Data excerpts
*** Begin section ***

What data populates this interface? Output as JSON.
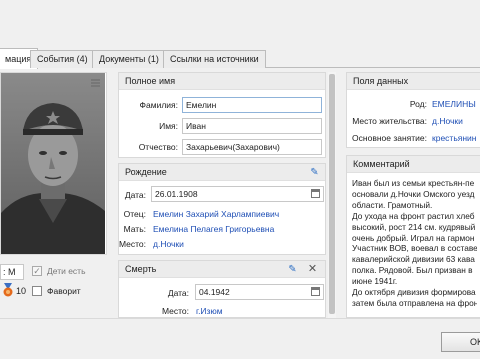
{
  "tabs": [
    {
      "label": "мация"
    },
    {
      "label": "События (4)"
    },
    {
      "label": "Документы (1)"
    },
    {
      "label": "Ссылки на источники"
    }
  ],
  "left": {
    "gender_value": ": М",
    "children_label": "Дети есть",
    "children_checked": true,
    "medal_count": "10",
    "favorite_label": "Фаворит",
    "favorite_checked": false
  },
  "full_name": {
    "header": "Полное имя",
    "surname_label": "Фамилия:",
    "surname_value": "Емелин",
    "name_label": "Имя:",
    "name_value": "Иван",
    "patronymic_label": "Отчество:",
    "patronymic_value": "Захарьевич(Захарович)"
  },
  "birth": {
    "header": "Рождение",
    "date_label": "Дата:",
    "date_value": "26.01.1908",
    "father_label": "Отец:",
    "father_value": "Емелин Захарий Харлампиевич",
    "mother_label": "Мать:",
    "mother_value": "Емелина Пелагея Григорьевна",
    "place_label": "Место:",
    "place_value": "д.Ночки"
  },
  "death": {
    "header": "Смерть",
    "date_label": "Дата:",
    "date_value": "04.1942",
    "place_label": "Место:",
    "place_value": "г.Изюм"
  },
  "data_fields": {
    "header": "Поля данных",
    "clan_label": "Род:",
    "clan_value": "ЕМЕЛИНЫ",
    "residence_label": "Место жительства:",
    "residence_value": "д.Ночки",
    "occupation_label": "Основное занятие:",
    "occupation_value": "крестьянин"
  },
  "comment": {
    "header": "Комментарий",
    "lines": [
      "Иван был из семьи крестьян-пе",
      "основали д.Ночки Омского уезд",
      "области. Грамотный.",
      "До ухода на фронт растил хлеб",
      "высокий, рост 214 см. кудрявый",
      "очень добрый. Играл на гармон",
      "Участник ВОВ, воевал в составе",
      "кавалерийской дивизии 63 кава",
      "полка. Рядовой. Был призван в",
      "июне 1941г.",
      "До октября дивизия формирова",
      "затем была отправлена на фрон"
    ]
  },
  "ok_button": {
    "label": "OK"
  },
  "colors": {
    "link": "#1f4fb5",
    "accent_edit": "#2d6fc4"
  }
}
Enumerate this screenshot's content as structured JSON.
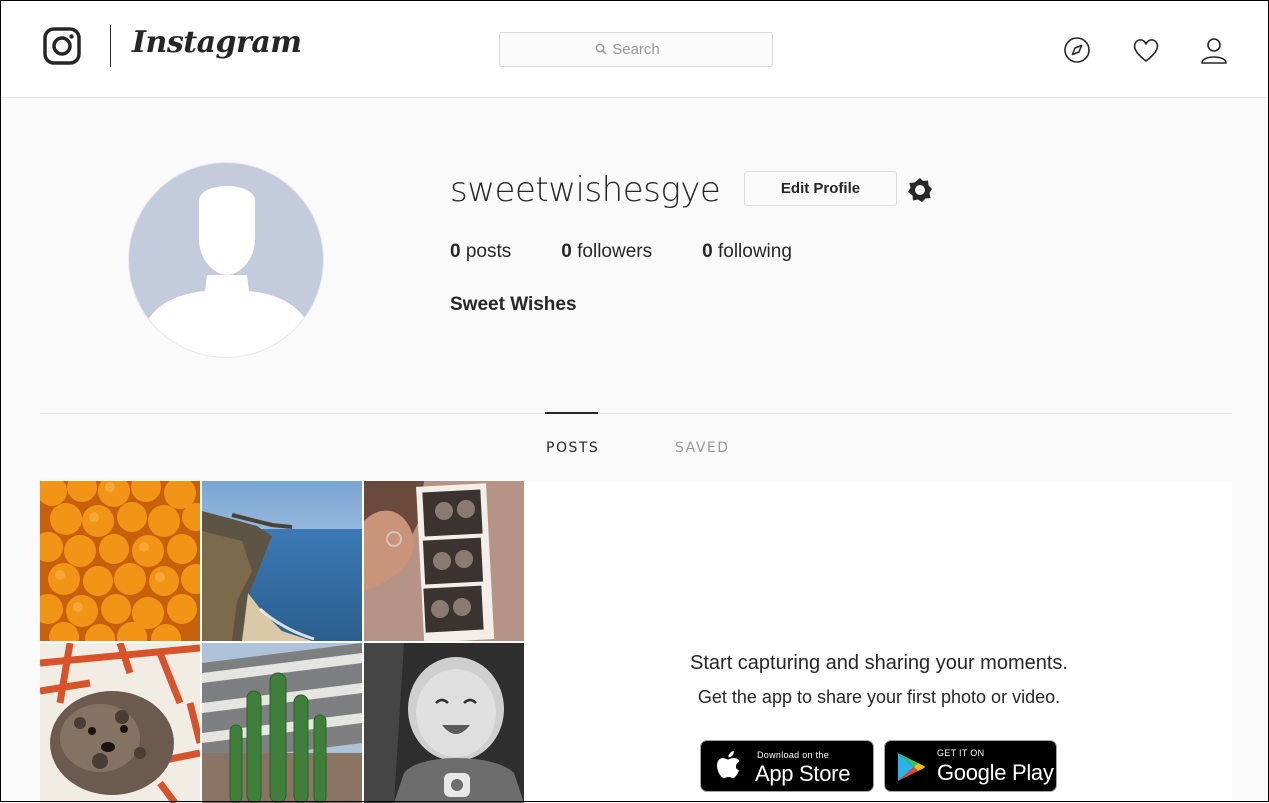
{
  "header": {
    "brand": "Instagram",
    "search_placeholder": "Search",
    "icons": [
      "instagram-glyph-icon",
      "compass-icon",
      "heart-icon",
      "person-icon"
    ]
  },
  "profile": {
    "username": "sweetwishesgye",
    "edit_button": "Edit Profile",
    "stats": {
      "posts_count": "0",
      "posts_label": "posts",
      "followers_count": "0",
      "followers_label": "followers",
      "following_count": "0",
      "following_label": "following"
    },
    "full_name": "Sweet Wishes"
  },
  "tabs": [
    {
      "label": "POSTS",
      "active": true
    },
    {
      "label": "SAVED",
      "active": false
    }
  ],
  "promo": {
    "title": "Start capturing and sharing your moments.",
    "subtitle": "Get the app to share your first photo or video.",
    "app_store": {
      "small": "Download on the",
      "big": "App Store"
    },
    "google_play": {
      "small": "GET IT ON",
      "big": "Google Play"
    }
  },
  "colors": {
    "border": "#dbdbdb",
    "text": "#262626",
    "muted": "#999999",
    "avatar_bg": "#c3cbdc"
  }
}
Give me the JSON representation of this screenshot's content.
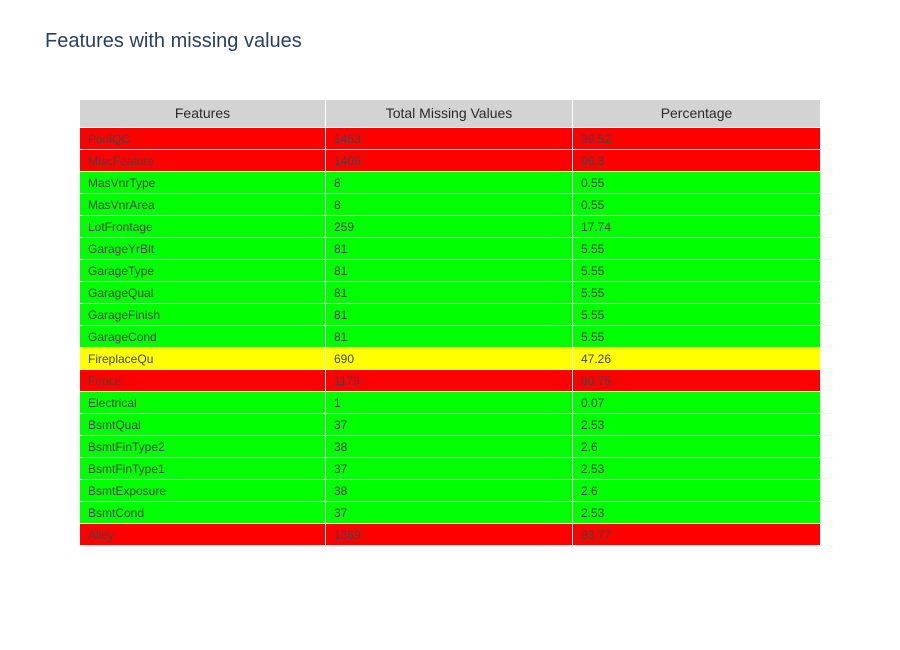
{
  "title": "Features with missing values",
  "colors": {
    "header_fill": "#d3d3d3",
    "high": "#ff0000",
    "medium": "#ffff00",
    "low": "#00ff00",
    "title_text": "#2a3f5f",
    "cell_text": "#444444"
  },
  "chart_data": {
    "type": "table",
    "columns": [
      "Features",
      "Total Missing Values",
      "Percentage"
    ],
    "rows": [
      {
        "feature": "PoolQC",
        "missing": "1453",
        "percentage": "99.52",
        "level": "high"
      },
      {
        "feature": "MiscFeature",
        "missing": "1406",
        "percentage": "96.3",
        "level": "high"
      },
      {
        "feature": "MasVnrType",
        "missing": "8",
        "percentage": "0.55",
        "level": "low"
      },
      {
        "feature": "MasVnrArea",
        "missing": "8",
        "percentage": "0.55",
        "level": "low"
      },
      {
        "feature": "LotFrontage",
        "missing": "259",
        "percentage": "17.74",
        "level": "low"
      },
      {
        "feature": "GarageYrBlt",
        "missing": "81",
        "percentage": "5.55",
        "level": "low"
      },
      {
        "feature": "GarageType",
        "missing": "81",
        "percentage": "5.55",
        "level": "low"
      },
      {
        "feature": "GarageQual",
        "missing": "81",
        "percentage": "5.55",
        "level": "low"
      },
      {
        "feature": "GarageFinish",
        "missing": "81",
        "percentage": "5.55",
        "level": "low"
      },
      {
        "feature": "GarageCond",
        "missing": "81",
        "percentage": "5.55",
        "level": "low"
      },
      {
        "feature": "FireplaceQu",
        "missing": "690",
        "percentage": "47.26",
        "level": "medium"
      },
      {
        "feature": "Fence",
        "missing": "1179",
        "percentage": "80.75",
        "level": "high"
      },
      {
        "feature": "Electrical",
        "missing": "1",
        "percentage": "0.07",
        "level": "low"
      },
      {
        "feature": "BsmtQual",
        "missing": "37",
        "percentage": "2.53",
        "level": "low"
      },
      {
        "feature": "BsmtFinType2",
        "missing": "38",
        "percentage": "2.6",
        "level": "low"
      },
      {
        "feature": "BsmtFinType1",
        "missing": "37",
        "percentage": "2.53",
        "level": "low"
      },
      {
        "feature": "BsmtExposure",
        "missing": "38",
        "percentage": "2.6",
        "level": "low"
      },
      {
        "feature": "BsmtCond",
        "missing": "37",
        "percentage": "2.53",
        "level": "low"
      },
      {
        "feature": "Alley",
        "missing": "1369",
        "percentage": "93.77",
        "level": "high"
      }
    ]
  }
}
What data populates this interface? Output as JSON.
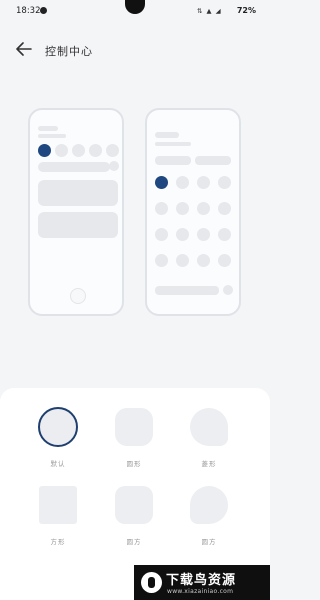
{
  "status_bar": {
    "time": "18:32",
    "icons_text": "⇅ ▲ ◢",
    "battery": "72%"
  },
  "header": {
    "title": "控制中心"
  },
  "shapes": [
    {
      "label": "默认",
      "selected": true
    },
    {
      "label": "圆形"
    },
    {
      "label": "菱形"
    },
    {
      "label": "方形"
    },
    {
      "label": "圆方"
    },
    {
      "label": "圆方"
    }
  ],
  "watermark": {
    "brand": "下载鸟资源",
    "url": "www.xiazainiao.com"
  },
  "colors": {
    "accent": "#1f4780",
    "placeholder": "#e6e8ec",
    "background": "#f4f5f7"
  }
}
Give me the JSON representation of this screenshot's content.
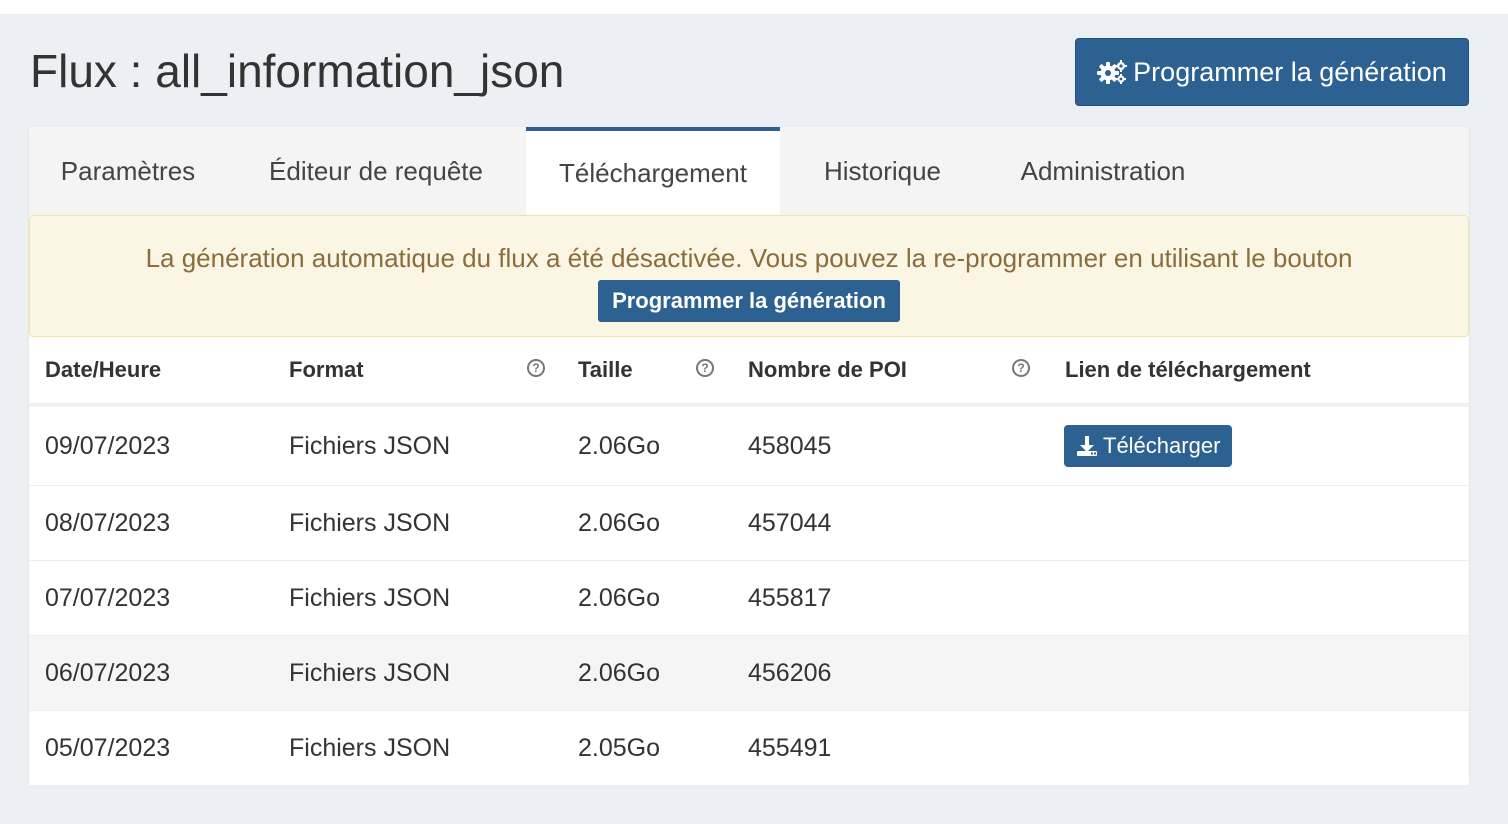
{
  "page": {
    "title": "Flux : all_information_json",
    "schedule_button": {
      "label": "Programmer la génération",
      "icon": "gears-icon"
    }
  },
  "tabs": [
    {
      "label": "Paramètres",
      "active": false
    },
    {
      "label": "Éditeur de requête",
      "active": false
    },
    {
      "label": "Téléchargement",
      "active": true
    },
    {
      "label": "Historique",
      "active": false
    },
    {
      "label": "Administration",
      "active": false
    }
  ],
  "alert": {
    "message": "La génération automatique du flux a été désactivée. Vous pouvez la re-programmer en utilisant le bouton",
    "button_label": "Programmer la génération"
  },
  "table": {
    "headers": {
      "date": "Date/Heure",
      "format": "Format",
      "size": "Taille",
      "poi": "Nombre de POI",
      "link": "Lien de téléchargement"
    },
    "help_icon": "question-circle-icon",
    "rows": [
      {
        "date": "09/07/2023",
        "format": "Fichiers JSON",
        "size": "2.06Go",
        "poi": "458045",
        "download_label": "Télécharger"
      },
      {
        "date": "08/07/2023",
        "format": "Fichiers JSON",
        "size": "2.06Go",
        "poi": "457044"
      },
      {
        "date": "07/07/2023",
        "format": "Fichiers JSON",
        "size": "2.06Go",
        "poi": "455817"
      },
      {
        "date": "06/07/2023",
        "format": "Fichiers JSON",
        "size": "2.06Go",
        "poi": "456206"
      },
      {
        "date": "05/07/2023",
        "format": "Fichiers JSON",
        "size": "2.05Go",
        "poi": "455491"
      }
    ]
  },
  "colors": {
    "primary": "#2c6191",
    "alert_background": "#fbf6e3",
    "alert_text": "#8a6d3b",
    "page_background": "#ecf0f5"
  }
}
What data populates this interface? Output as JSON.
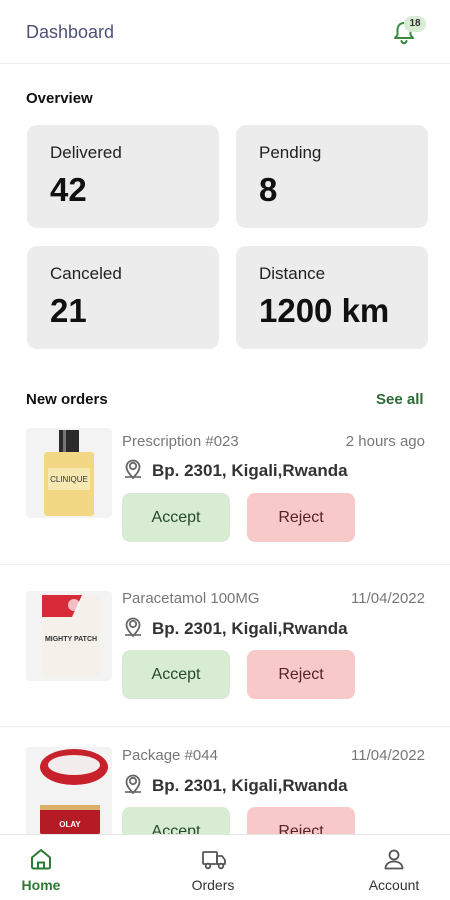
{
  "header": {
    "title": "Dashboard",
    "notification_count": "18"
  },
  "overview": {
    "title": "Overview",
    "stats": [
      {
        "label": "Delivered",
        "value": "42"
      },
      {
        "label": "Pending",
        "value": "8"
      },
      {
        "label": "Canceled",
        "value": "21"
      },
      {
        "label": "Distance",
        "value": "1200 km"
      }
    ]
  },
  "orders": {
    "title": "New orders",
    "see_all": "See all",
    "items": [
      {
        "name": "Prescription #023",
        "time": "2 hours ago",
        "address": "Bp. 2301, Kigali,Rwanda",
        "accept": "Accept",
        "reject": "Reject",
        "brand": "CLINIQUE"
      },
      {
        "name": "Paracetamol 100MG",
        "time": "11/04/2022",
        "address": "Bp. 2301, Kigali,Rwanda",
        "accept": "Accept",
        "reject": "Reject",
        "brand": "MIGHTY PATCH"
      },
      {
        "name": "Package #044",
        "time": "11/04/2022",
        "address": "Bp. 2301, Kigali,Rwanda",
        "accept": "Accept",
        "reject": "Reject",
        "brand": "OLAY"
      }
    ]
  },
  "tabs": [
    {
      "label": "Home",
      "icon": "home-icon",
      "active": true
    },
    {
      "label": "Orders",
      "icon": "truck-icon",
      "active": false
    },
    {
      "label": "Account",
      "icon": "user-icon",
      "active": false
    }
  ],
  "colors": {
    "accent": "#2d7a33",
    "accept_bg": "#d7ecd2",
    "reject_bg": "#f8c9c9",
    "card_bg": "#ececec"
  }
}
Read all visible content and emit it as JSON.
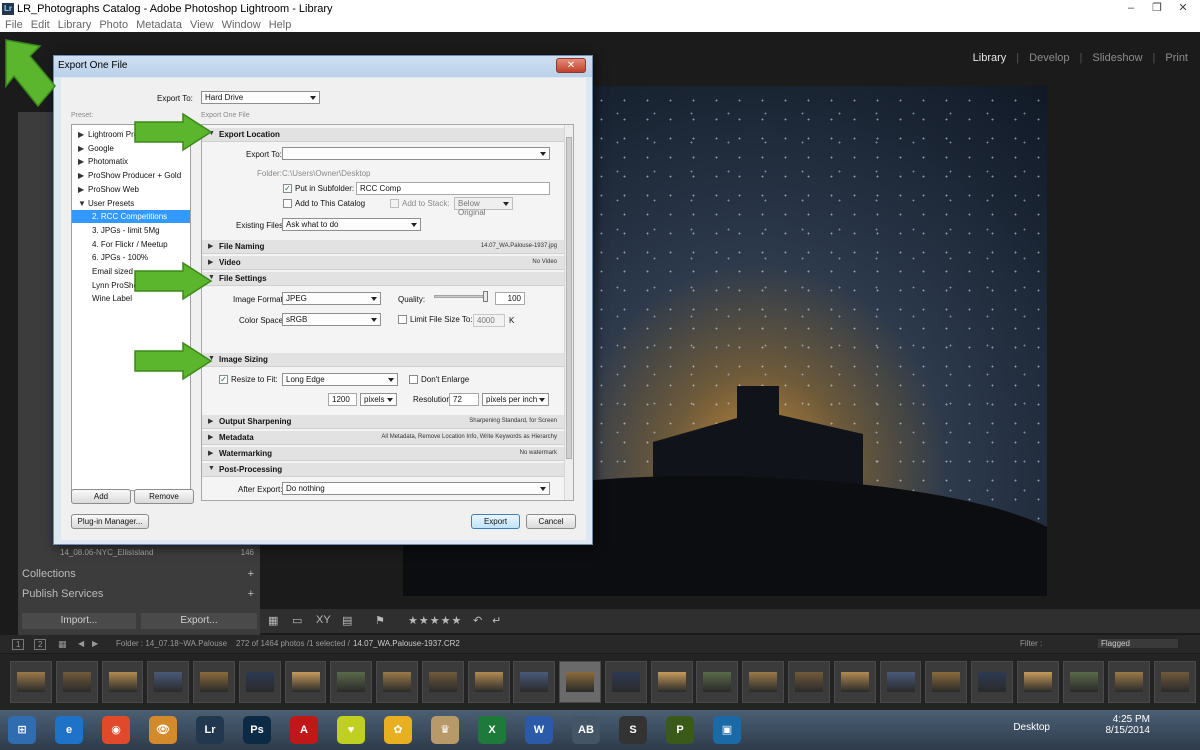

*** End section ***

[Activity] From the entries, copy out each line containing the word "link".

[Answer space]
    "link": "#1f4fb5",
      "link": "Lien de téléchargement"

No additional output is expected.